Cornwall became subtropical, ideal for exotic crops
This is according to a new technique developed by University of Exeter experts to monitor the climate.
Parts of Cornwall have become subtropical since 2000 and this could create opportunities to grow new, unusual plants. Sunflowers, maize, grapevines and tea are already grown in the Duchy.
Researchers from the Environment and Sustainability Institute in Penryn, Cornwall, have developed new techniques for modelling local microclimates.

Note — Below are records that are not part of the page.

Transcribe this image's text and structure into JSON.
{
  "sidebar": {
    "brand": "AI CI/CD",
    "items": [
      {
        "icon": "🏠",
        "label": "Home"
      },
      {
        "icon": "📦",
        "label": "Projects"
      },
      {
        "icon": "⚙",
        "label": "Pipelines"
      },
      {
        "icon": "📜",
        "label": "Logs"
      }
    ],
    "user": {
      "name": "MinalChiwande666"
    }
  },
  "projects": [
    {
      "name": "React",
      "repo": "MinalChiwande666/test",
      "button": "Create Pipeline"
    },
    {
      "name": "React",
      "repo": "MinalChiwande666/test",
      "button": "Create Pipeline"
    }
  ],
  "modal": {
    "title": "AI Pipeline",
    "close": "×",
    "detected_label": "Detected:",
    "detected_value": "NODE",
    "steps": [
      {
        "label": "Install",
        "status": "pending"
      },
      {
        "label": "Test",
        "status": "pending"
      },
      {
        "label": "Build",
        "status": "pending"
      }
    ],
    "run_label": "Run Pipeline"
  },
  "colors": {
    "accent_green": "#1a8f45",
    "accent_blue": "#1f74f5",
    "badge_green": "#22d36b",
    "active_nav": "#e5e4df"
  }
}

The models capture the effects of terrain, sea temperatures, altitude and soil properties to predict local temperatures, which can differ greatly from those measured at weather stations.
Using these models, they have been able to identify particularly mild parts of the landscape that would be most suitable for growing unusual crops associated with warmer climates.
Sheltered coastal valleys are often buffered from the coldest temperatures by the more stable sea temperatures, and south-facing slopes are often up to 15 degrees warmer than the surrounding landscape.
The model shows that the amount by which temperatures have increased over the last 40 years has varied across the county, as Cornwall has become sunnier as well as warmer, but some locations have benefited from this more than others. ■